**Work to complete**
Check the records below line by line. Give the count of lines with "title", and nothing else.

⟨

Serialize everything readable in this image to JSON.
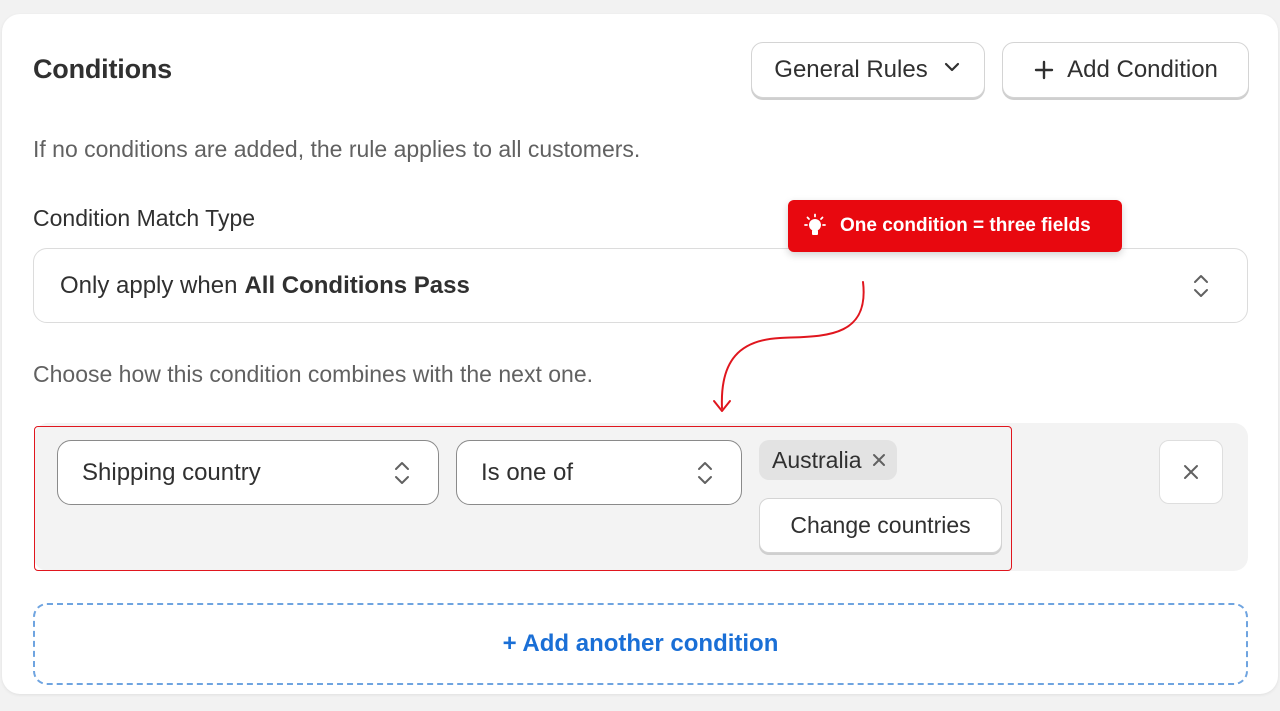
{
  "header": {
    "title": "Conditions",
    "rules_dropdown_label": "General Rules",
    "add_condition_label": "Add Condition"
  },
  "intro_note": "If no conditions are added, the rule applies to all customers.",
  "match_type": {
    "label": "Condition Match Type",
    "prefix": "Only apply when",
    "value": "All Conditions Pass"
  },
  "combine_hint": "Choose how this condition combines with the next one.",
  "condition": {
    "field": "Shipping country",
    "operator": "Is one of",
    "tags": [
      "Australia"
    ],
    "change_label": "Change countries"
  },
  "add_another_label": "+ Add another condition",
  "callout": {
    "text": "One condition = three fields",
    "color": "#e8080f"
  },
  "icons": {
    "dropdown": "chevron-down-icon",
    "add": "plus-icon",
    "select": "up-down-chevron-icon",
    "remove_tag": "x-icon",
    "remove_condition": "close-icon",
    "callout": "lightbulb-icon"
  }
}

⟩
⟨

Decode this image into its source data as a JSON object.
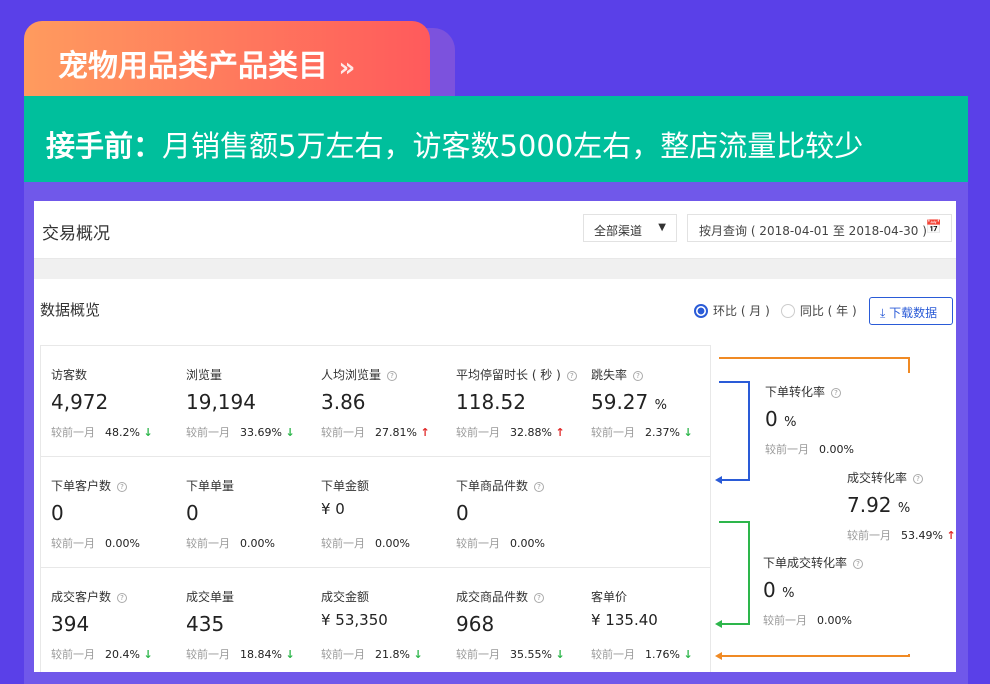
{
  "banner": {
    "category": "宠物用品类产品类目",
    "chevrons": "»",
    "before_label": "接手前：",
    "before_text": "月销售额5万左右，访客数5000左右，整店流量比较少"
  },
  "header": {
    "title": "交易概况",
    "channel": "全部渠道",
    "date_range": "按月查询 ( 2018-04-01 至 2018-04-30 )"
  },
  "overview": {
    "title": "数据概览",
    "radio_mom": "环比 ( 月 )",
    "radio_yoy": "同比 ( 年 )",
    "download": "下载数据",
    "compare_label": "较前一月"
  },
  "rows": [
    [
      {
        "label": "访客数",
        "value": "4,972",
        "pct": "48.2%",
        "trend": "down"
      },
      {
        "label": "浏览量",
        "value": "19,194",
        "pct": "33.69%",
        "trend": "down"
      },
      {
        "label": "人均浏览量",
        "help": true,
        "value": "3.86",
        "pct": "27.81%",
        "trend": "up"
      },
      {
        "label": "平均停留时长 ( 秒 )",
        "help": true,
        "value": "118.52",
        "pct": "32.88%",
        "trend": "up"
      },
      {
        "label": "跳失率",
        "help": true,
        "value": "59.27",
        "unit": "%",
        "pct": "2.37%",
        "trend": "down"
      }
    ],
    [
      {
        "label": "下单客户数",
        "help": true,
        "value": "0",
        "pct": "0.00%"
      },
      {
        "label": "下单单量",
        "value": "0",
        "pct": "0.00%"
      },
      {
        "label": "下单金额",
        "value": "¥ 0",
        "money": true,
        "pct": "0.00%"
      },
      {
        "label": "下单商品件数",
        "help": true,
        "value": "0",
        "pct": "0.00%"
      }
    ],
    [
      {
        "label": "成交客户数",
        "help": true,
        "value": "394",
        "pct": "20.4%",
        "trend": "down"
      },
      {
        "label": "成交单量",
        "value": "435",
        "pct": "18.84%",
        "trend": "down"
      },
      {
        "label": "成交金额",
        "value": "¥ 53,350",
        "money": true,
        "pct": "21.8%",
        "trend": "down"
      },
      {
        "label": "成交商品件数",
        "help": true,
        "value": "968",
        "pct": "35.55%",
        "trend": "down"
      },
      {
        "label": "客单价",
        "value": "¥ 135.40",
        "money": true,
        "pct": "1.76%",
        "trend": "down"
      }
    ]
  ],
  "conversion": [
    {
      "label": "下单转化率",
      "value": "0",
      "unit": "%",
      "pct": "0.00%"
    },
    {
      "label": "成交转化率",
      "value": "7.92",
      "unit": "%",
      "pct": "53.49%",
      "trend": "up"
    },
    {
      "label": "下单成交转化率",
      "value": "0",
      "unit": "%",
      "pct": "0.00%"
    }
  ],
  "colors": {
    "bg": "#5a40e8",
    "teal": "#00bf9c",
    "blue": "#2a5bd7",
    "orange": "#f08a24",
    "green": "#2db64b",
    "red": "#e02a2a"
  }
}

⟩

**Result of the task**
3